> [Record extracts]
+ + + + +
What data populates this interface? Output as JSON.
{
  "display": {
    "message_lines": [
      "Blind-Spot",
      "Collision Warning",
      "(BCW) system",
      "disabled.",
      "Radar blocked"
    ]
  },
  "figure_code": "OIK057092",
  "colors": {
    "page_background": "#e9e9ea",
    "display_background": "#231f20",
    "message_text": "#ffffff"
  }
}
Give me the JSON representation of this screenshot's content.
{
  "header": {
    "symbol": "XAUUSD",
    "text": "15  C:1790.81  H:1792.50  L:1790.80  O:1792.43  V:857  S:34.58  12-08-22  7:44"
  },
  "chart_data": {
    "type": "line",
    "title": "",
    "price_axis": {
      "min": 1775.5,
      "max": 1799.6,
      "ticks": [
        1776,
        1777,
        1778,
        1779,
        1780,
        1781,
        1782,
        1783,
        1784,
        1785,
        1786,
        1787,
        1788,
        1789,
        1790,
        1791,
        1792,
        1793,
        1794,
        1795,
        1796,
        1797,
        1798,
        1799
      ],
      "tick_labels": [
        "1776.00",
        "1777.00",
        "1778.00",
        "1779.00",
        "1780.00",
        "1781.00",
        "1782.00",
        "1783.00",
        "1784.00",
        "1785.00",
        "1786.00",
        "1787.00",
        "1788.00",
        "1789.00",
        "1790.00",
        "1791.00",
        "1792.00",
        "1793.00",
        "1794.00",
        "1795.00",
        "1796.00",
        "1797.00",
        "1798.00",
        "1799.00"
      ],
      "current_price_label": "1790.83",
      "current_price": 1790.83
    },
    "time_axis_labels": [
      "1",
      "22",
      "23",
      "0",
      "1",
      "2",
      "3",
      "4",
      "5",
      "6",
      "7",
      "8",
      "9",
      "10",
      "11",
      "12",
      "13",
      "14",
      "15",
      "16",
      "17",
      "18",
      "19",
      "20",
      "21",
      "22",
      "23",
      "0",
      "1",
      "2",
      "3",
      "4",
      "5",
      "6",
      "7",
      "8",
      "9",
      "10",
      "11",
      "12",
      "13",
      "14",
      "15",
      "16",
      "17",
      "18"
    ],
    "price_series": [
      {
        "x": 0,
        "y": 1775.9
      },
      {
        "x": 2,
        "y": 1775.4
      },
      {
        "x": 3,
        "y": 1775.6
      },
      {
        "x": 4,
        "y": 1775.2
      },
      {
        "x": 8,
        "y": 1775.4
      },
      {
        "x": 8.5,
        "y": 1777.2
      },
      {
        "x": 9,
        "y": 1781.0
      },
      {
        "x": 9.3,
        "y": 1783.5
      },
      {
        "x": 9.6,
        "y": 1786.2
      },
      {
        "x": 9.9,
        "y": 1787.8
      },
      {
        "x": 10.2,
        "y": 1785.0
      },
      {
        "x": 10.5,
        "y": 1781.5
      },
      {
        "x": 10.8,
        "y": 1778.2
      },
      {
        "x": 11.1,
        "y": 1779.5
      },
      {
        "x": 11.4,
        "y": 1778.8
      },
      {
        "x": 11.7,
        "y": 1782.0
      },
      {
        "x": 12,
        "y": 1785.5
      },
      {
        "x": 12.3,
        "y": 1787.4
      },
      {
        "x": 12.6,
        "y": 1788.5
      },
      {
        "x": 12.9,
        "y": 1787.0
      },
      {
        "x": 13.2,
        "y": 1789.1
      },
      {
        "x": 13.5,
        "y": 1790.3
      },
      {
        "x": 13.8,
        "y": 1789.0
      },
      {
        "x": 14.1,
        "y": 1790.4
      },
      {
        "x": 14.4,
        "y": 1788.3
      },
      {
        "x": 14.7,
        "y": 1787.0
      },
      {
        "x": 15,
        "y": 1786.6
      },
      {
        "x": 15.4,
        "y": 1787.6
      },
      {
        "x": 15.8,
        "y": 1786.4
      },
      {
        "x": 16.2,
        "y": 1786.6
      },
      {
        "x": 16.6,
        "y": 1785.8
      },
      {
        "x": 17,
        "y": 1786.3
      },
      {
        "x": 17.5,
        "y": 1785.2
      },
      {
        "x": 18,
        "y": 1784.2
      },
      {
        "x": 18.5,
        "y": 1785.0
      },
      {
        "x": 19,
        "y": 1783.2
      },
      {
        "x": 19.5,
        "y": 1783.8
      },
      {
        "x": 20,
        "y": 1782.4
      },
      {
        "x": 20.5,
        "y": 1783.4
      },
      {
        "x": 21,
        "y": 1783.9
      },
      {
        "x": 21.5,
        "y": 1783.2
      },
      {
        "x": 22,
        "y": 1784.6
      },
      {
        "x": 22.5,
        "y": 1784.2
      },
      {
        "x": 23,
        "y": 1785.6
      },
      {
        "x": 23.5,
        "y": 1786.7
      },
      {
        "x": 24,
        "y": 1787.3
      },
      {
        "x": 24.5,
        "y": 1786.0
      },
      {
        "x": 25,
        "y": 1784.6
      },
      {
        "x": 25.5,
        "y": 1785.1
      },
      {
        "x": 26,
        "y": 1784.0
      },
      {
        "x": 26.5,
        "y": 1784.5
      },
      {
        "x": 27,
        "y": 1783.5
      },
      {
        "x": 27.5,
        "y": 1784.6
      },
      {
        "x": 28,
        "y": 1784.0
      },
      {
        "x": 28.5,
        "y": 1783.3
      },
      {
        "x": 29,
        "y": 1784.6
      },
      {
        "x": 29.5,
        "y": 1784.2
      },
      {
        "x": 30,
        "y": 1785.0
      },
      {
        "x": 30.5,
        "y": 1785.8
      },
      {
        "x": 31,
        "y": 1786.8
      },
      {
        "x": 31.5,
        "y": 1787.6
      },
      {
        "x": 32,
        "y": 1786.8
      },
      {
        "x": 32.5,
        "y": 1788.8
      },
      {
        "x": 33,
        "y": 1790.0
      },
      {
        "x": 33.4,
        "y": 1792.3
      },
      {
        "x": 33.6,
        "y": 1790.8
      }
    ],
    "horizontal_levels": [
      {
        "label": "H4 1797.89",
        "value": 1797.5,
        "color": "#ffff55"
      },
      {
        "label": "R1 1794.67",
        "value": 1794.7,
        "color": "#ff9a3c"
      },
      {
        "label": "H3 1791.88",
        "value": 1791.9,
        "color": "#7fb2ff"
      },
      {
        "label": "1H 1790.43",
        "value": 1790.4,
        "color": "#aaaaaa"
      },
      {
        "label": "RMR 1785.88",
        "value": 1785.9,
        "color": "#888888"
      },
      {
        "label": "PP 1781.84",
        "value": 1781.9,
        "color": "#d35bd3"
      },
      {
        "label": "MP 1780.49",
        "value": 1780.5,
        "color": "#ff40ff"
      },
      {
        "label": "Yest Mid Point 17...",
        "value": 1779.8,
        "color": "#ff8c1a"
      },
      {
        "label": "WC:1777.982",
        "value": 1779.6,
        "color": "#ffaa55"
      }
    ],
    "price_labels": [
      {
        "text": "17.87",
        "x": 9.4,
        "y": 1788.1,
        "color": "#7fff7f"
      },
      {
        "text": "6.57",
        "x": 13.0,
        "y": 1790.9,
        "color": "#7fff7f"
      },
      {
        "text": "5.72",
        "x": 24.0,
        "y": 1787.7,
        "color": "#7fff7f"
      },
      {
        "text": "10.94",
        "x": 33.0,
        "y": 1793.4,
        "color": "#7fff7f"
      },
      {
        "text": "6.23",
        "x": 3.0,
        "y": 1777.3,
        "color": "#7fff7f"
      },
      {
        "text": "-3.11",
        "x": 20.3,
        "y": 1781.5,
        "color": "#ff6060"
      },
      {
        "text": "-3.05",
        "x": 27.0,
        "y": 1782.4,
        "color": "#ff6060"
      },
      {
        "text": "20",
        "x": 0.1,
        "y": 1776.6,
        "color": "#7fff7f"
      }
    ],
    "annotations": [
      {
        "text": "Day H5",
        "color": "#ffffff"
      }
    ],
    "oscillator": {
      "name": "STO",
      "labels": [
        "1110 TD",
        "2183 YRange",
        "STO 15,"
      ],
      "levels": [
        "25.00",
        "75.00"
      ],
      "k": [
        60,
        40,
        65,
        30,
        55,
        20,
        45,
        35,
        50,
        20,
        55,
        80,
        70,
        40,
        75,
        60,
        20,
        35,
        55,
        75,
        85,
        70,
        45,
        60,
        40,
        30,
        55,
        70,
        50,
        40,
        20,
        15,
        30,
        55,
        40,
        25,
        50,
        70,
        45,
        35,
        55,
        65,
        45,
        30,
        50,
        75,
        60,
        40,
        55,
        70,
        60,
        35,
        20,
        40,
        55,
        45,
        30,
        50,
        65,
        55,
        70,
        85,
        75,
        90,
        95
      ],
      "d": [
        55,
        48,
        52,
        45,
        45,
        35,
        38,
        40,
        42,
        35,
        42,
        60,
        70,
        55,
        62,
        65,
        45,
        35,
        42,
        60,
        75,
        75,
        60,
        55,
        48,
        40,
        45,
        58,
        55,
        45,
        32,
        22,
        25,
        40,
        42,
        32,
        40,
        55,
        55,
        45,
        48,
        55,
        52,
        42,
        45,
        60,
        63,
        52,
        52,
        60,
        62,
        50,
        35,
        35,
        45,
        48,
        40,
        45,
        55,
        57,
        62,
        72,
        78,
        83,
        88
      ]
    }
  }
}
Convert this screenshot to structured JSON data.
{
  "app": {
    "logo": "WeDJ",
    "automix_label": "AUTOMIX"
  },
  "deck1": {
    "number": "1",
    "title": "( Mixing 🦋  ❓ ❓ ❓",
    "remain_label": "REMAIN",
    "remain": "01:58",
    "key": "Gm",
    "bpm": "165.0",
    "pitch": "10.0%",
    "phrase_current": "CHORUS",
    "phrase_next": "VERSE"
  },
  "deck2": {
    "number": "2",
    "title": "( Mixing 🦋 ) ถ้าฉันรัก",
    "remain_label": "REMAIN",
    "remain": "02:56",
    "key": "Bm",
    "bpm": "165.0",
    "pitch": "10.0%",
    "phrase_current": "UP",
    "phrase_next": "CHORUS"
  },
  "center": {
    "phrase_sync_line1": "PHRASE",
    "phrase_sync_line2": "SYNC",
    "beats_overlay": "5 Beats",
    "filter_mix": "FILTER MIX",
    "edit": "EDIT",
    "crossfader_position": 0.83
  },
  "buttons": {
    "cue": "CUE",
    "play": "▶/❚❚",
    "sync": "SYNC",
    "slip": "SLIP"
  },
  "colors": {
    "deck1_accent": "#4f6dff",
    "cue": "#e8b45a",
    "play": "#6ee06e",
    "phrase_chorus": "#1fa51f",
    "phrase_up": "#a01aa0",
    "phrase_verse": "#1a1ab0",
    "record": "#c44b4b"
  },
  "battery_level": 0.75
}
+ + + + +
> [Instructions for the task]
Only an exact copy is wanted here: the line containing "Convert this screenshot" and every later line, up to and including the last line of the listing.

> [The completed task]
Convert this screenshot to structured JSON data.
{
  "app": {
    "logo": "WeDJ",
    "automix_label": "AUTOMIX"
  },
  "deck1": {
    "number": "1",
    "title": "( Mixing 🦋  ❓ ❓ ❓",
    "remain_label": "REMAIN",
    "remain": "01:58",
    "key": "Gm",
    "bpm": "165.0",
    "pitch": "10.0%",
    "phrase_current": "CHORUS",
    "phrase_next": "VERSE"
  },
  "deck2": {
    "number": "2",
    "title": "( Mixing 🦋 ) ถ้าฉันรัก",
    "remain_label": "REMAIN",
    "remain": "02:56",
    "key": "Bm",
    "bpm": "165.0",
    "pitch": "10.0%",
    "phrase_current": "UP",
    "phrase_next": "CHORUS"
  },
  "center": {
    "phrase_sync_line1": "PHRASE",
    "phrase_sync_line2": "SYNC",
    "beats_overlay": "5 Beats",
    "filter_mix": "FILTER MIX",
    "edit": "EDIT",
    "crossfader_position": 0.83
  },
  "buttons": {
    "cue": "CUE",
    "play": "▶/❚❚",
    "sync": "SYNC",
    "slip": "SLIP"
  },
  "colors": {
    "deck1_accent": "#4f6dff",
    "cue": "#e8b45a",
    "play": "#6ee06e",
    "phrase_chorus": "#1fa51f",
    "phrase_up": "#a01aa0",
    "phrase_verse": "#1a1ab0",
    "record": "#c44b4b"
  },
  "battery_level": 0.75
}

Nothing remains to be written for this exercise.